The Japan-based chip and epiwafer manufacturer has developed a fine-line electrode structure to improve light extraction.
Hitachi Cable, Ltd. has announced the development of a high-power red LED chip offering a maximum luminous flux of 55 lumens, at a current of 500 mA. This luminous flux was enabled by increasing the size of the LED chip and use of a fine-line electrode structure.
One of the methods of improving per-chip light output is to increase the chip dimensions. However, larger chips increase the difficulty in distributing a uniform current across the entire light-emitting layer. On the other hand, if large electrodes are positioned in the upper layer of the chip for a more uniform current dispersion, light from the light emitting layer will be blocked, reducing the light extraction efficiency (see Fig. 1: "Problems caused by enlarged chip size").
To resolve these problems in developing a new LED chip, instead of using larger electrodes, Hitachi Cable has utilized two pad electrodes for receiving power, a backbone electrode connecting the two electrodes, and multiple fine line electrodes that extend from the backbone electrode on the upper chip layer (see Fig. 2: "Structure of new high-power red LED").
By employing fine line electrodes, Hitachi Cable has succeeded in achieving uniform dispersion of current across the entire chip surface without blocking light from the light emitting layer, thus attaining a maximum luminous flux of 55 lumens in a large LED chip measuring 1 mm by 1 mm.

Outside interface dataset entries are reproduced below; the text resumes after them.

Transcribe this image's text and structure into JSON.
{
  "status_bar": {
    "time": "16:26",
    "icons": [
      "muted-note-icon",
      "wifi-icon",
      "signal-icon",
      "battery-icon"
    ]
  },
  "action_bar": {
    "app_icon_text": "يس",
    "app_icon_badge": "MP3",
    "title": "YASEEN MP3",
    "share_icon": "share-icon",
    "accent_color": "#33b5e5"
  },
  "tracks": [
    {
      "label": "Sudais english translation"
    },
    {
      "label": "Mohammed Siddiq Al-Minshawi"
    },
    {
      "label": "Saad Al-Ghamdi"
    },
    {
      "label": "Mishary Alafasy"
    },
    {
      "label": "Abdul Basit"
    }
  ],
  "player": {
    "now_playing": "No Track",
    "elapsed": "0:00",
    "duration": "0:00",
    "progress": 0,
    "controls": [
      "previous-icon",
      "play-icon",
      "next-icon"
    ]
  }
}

This level of output is equivalent to the combined output of 21 metal-reflector LED chips manufactured by Hitachi Cable. These 0.33 × 0.33 mm chips have an output of 2.6 lm at 20 mA.
Hitachi Cable expects the new LED chip to find applications in display applications, as well as devices such as projectors. The company says it will continue to pursue active development of higher-power LED chips while expanding its lineup of high-power LED chips, including yellow and infrared LED chips.
Hitachi Cable manufactures and supplies AlGaAs (aluminum gallium arsenide) and AlGaInP (aluminum gallium indium phosphide) epitaxial wafers, which can be used to manufacture red LED chips. The company has also developed high-brightness red LED chips that form a metal reflector (MR) under the light-emitting layer. This product is currently being supplied to LED package manufacturers and other customers.